However, the strength of Honor Watch GS Pro is in the additional sports modes. The timepiece has a total of over 100 workouts modes including 18 professional workout modes and 85 customized workout modes. The wide range of sports covered include lots of options for adventures such as climbing, hiking, skiing and free training.
I didn’t get to try out most of these but some seem like they could be very useful. For example, there are skiing modes which track a lot of data. This includes number of runs distance, trail time, maximum speed, maximum steepness, vertical ascent and descent, altitude, heart rate, and calories burned. With all that info, one could even say that you get a skiing coach.
Useful outdoor information includes sunrise and sunset times, moonrise and moonset times, tidal phases (only available in certain countries) and bad weather alerts. You will certainly be interested in most of that if you are into outdoor exploring.
Weather information is quite detailed with info on current conditions as well as an extended forecast. There also an air pressure screen and a compass (which you’ll need to calibrate on first use) to help find your way around.
The highlight for outdoor adventurers is the Route Back function. It is not too sophisticated, i.e. you don’t get color maps and you can’t upload routes – but it does keep a breadcrumb trail. The feature automatically kicks in when you start tracking an outdoor activity. When you’re ready to head back tap the Route Back button. It will help you find your way back to your starting point by giving you pointers and directions.
What is also good is the automatic activity tracking. The AI is quite sensitive and will even pick up on walks. You’ll get a prompt asking whether you want to start tracking the activity. If you accept than the built-in GPS will kick in.
Rounding off the review is a quick overview of smart features. The watch runs on runs Huawei’s LiteOS, hence the excellent battery life.
There’s a built-in speaker and microphone which allow you to conduct conversations from your wrist. This saves you the hassle of whipping out your phone. But the phone does need to be in close vicinity as the timepiece needs to stay connected with your smartphone via bluetooth to receive and answer calls.
The other important smart functionality is built-in storage for music. There’s enough space for about 500 songs on the watch. Unfortunately this is only an Android experience. Users of the iOS app will need to be patient for the functionality to arrive.

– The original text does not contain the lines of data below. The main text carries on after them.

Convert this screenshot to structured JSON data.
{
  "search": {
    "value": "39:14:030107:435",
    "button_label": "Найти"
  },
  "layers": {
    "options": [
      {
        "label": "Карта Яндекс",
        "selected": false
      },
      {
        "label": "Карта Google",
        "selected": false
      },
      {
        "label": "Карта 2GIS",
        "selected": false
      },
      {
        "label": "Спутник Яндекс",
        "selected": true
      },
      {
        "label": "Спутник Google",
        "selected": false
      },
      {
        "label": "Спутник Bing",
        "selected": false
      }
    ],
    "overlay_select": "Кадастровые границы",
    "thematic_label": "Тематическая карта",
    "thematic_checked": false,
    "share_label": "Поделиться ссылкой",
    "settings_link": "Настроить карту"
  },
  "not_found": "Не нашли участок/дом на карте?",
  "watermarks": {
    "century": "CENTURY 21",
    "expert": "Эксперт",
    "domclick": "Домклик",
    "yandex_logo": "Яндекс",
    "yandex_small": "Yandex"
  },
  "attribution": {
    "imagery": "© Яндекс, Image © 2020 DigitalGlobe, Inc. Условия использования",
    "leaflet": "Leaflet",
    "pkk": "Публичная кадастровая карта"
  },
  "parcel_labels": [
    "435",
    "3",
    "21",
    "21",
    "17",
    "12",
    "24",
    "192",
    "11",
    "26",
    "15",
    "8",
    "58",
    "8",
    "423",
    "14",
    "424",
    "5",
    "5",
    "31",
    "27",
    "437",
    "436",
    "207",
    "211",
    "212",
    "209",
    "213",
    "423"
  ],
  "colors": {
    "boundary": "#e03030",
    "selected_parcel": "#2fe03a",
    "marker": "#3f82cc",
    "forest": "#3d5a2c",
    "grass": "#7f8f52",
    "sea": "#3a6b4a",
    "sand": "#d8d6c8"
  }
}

The rest is pretty standard stuff and includes notifications, a call log, contacts which can be added via Huawei Health, stopwatch, timer, alarm, flashlight, Find Phone and more. The caveat is that while you can view notifications, you can’t send messages. Also there is no smart assistant or the ability to install third-party apps.
Honor Watch GS Pro review: The verdict
As the good rating at the top of this review suggests, I found the Honor Watch GS Pro to be an excellent all-round decent device. The highlights are the plethora of sensors and features, along with excellent battery life.
You can track everything, in addition to SpO2 on demand and stress around the clock. There are also lots of sports modes. For outdoor adventures the watch comes equipped with GPS, a Route Back feature, a compass and air pressure sensor. Battery life is an awesome 25 days with normal use allowing for worry free exploring.
Honor Watch GS Pro
The watch is by no means perfect. It caters to a specific audience and is quite big so probably not a good fit for those with small wrists and women. Honor Watch ES might be a better fit for them.
If you are after an adventure-ready outdoorsy timepiece, Honor Watch GS Pro presents itself as an attractive choice. It is also more affordable than the direct competition which comes in the form of Garmin Fenix 6 and Polar Grit X.
We are a review site that receives a small commission from sales of certain items, but the price is the same for you. Purchasing items by clicking on links in this article allows us to run this website. We are independently owned and all opinions expressed here are our own. See our affiliate disclosure page for more details.
Like this article? Subscribe to our monthly newsletter and never miss out!